Whilst there’s little we can be 100% certain of in the digital parenting space, there are some principles of digital parenting that, in our experience, successfully transcend all family types – be engaged, informed and proactive. Encourage your parents to be involved in their children’s digital worlds, give them the tools necessary to understand their digital world (through parent events for example), and empower them to employ proactive strategies in the home that will help their families survive and thrive in the digital world.
Image of a school pupil setting a “Do not disturb” limit on their device whilst studying. Taken from the HMC and Digital Awareness UK “Tech Control” video.
Our top three ‘technoference’ tips:
- If you feel that technology is having a negative impact on critical moments of the day, it’s invaluable to set boundaries that stop that from happening. If technology is preventing your children from eating, sleeping or studying for example, work with them to set reasonable guidelines that work for your home such as ‘no devices in bedrooms at night’.
- Whilst it’s helpful to focus on what we are doing with our technology, sometimes we can lose our focus on what we aren’t doing as a result of the technology we use. If you feel technology is preventing your family from being active or socialising for example, agree together on when the family should be taking breaks.
- Conscious usage is important in all aspects of tech usage, but it’s crucial that we use our technology consciously and mindfully in the family environment. Where possible, always try to question why you are accessing your tech so as to prevent unnecessary use and encourage conscious use through modelling positive behaviours.
Our top three ‘sharenting’ tips:
- I don’t think we give enough consideration to the secure information we readily share about our children on social media and the potential long term consequences of such sharing. If we share birth announcements, first day at school photos (with school uniforms in shot) and connect with enough family members for example, we may have revealed our child’s date of birth, first school attended and mother’s maiden name. Think carefully what information we share about our children and with whom.
- Luckily for me, all my embarrassing photos of bath shots, questionable 90s hairstyles and fashion faux pas are locked away in my parents’ corner unit in Sussex! Many children are mortified when they discover the content their parents have willingly shared on social media. What may be adorable or amusing to us may not be felt the same way by our children so always ask for permission before sharing something that they may not feel comfortable with.

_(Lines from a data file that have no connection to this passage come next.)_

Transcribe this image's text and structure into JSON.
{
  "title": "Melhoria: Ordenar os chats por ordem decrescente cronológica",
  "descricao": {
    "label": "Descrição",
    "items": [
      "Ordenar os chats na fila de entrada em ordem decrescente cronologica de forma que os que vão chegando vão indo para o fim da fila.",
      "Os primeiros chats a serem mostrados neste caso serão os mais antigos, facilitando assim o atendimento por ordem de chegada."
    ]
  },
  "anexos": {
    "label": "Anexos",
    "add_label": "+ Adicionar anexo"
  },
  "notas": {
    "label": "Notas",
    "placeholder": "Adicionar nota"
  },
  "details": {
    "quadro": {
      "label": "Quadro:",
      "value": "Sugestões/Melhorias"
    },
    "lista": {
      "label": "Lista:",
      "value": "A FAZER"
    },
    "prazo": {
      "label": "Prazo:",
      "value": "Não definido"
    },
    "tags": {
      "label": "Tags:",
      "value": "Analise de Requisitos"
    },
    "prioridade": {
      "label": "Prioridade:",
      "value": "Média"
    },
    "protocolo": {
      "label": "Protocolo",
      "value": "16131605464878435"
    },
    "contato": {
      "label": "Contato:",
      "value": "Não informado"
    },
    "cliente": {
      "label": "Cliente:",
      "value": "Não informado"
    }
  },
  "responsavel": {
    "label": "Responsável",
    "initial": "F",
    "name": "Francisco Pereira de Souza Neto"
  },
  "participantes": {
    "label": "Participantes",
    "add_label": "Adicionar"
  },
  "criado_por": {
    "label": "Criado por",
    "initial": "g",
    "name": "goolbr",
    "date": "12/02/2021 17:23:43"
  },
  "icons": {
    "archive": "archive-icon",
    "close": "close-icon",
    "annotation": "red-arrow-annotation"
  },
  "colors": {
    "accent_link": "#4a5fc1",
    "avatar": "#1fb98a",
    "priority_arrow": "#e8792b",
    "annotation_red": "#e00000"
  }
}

- It’s important to choose your ‘friends’ wisely on social media. If you choose to share private information about your family on social media it’s important to understand exactly who may have access to it. Of course content can never truly be controlled once it has been shared, but if you have ex-colleagues, school friends or friends-of-friends with whom you no longer have much connection it may be worth rethinking your ‘friends list’ before sharing information about your loved ones.
Above all, for families that want to embrace all the fantastic opportunities technology presents, we advise them to make the most of it. It’s not always easy and there’s no one-size-fits-all solution, but we hear success stories every day from parents who have been able to create nurturing and supportive environments for their children, so that they can enjoy all the benefits technology has to offer.